Oxygen suppliers say CMS is overly focusing on the cost of equipment and isn’t accurately accounting for other expenses. A 2006 survey commissioned by the American Association for Homecare, an industry group, found that oxygen equipment and refills make up 28% of the cost of providing oxygen. The remainder comes from delivery and maintenance, training patients and other services. Including all expenses, it costs about $200 a month before taxes on an ongoing basis to provide oxygen to a patient, the survey found.
Suppliers say many of their patients have cognitive problems, making it more difficult for patients to monitor their own equipment. That means employees often make house visits to fix problems. The supply companies are required by law to have someone constantly on call for emergencies.
“The equipment is the least-expensive piece of it. Medicare doesn’t consider this,” says Wayne Stanfield, president of the National Association of Independent Medical Equipment Suppliers. The group is pressing Congress to reverse Medicare’s three-year limit on full payments.

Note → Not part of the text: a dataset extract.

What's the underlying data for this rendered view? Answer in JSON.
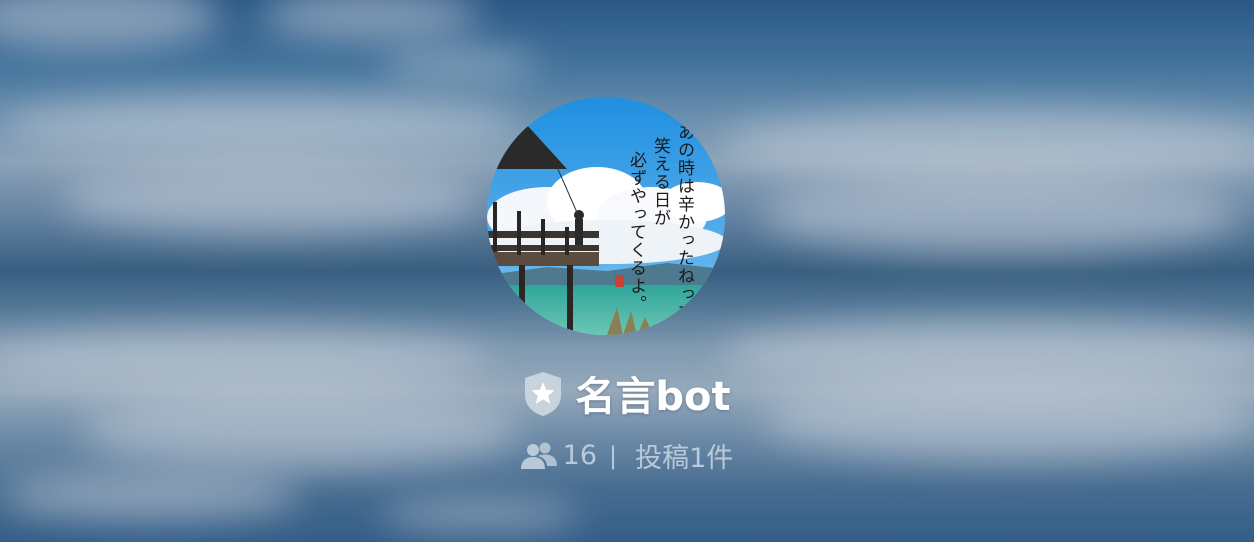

Some patients are sympathetic to suppliers’ claims. Clarence A. Martin of Burbank, Wash., who has been on oxygen for more than five years because of chronic bronchitis and emphysema, says the company that supplies his oxygen once sent an employee out in the middle of the night to help him with his equipment during a power outage.

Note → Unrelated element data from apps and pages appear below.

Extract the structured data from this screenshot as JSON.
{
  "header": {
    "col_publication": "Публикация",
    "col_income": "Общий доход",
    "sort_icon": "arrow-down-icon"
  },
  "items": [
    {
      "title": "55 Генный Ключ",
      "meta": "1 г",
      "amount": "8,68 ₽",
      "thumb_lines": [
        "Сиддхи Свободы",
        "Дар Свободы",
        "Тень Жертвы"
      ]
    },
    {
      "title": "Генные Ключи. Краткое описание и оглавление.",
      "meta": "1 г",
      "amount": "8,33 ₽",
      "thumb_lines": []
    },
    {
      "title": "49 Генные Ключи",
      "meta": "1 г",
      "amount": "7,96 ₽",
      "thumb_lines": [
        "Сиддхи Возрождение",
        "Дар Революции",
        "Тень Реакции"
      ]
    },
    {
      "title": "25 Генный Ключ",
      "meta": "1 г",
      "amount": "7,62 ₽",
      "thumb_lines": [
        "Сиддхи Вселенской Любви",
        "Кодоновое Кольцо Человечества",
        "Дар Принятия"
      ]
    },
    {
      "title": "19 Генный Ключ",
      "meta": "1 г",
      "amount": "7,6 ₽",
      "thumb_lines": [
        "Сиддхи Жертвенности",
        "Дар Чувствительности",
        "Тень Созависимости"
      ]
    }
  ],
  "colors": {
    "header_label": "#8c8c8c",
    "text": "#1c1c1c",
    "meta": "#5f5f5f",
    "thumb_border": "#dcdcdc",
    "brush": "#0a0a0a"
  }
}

“They’re trying to have these people that furnish me oxygen do all this running out here and not get any reimbursement,” says the 81-year-old. “I don’t think that’s right.”
New Patient Charges
To make up for lost Medicare revenue, some suppliers have told patients they will begin charging them for services they once provided for no additional fee, such as in-home visits from a respiratory therapist.
Suppliers are scrambling to adapt to the new rules. Sam Clay, owner of Clay Home Medical in Petersburg, Va., says he struggled recently to work out arrangements for a new patient moving from North Carolina. The patient wanted to switch to his service, but Mr. Clay says he couldn’t afford to accept her because she was near the three-year limit on full Medicare payments.
Ultimately, Mr. Clay agreed to act as a subcontractor to the patient’s previous supplier to provide services that Medicare won’t pay for, such as equipment repairs. He says he will receive payment from the previous supplier on a fee-for-service basis. But he says he’s discounting his usual charges because he knows the other supplier already is taking a hit by continuing to be responsible for the patient with minimal reimbursement.
“If we were able to do what we had been doing for 20 years, the patient would have just changed their service here,” Mr. Clay says.
Write to Amy Merrick at firstname.lastname@example.org
Printed in The Wall Street Journal, page D1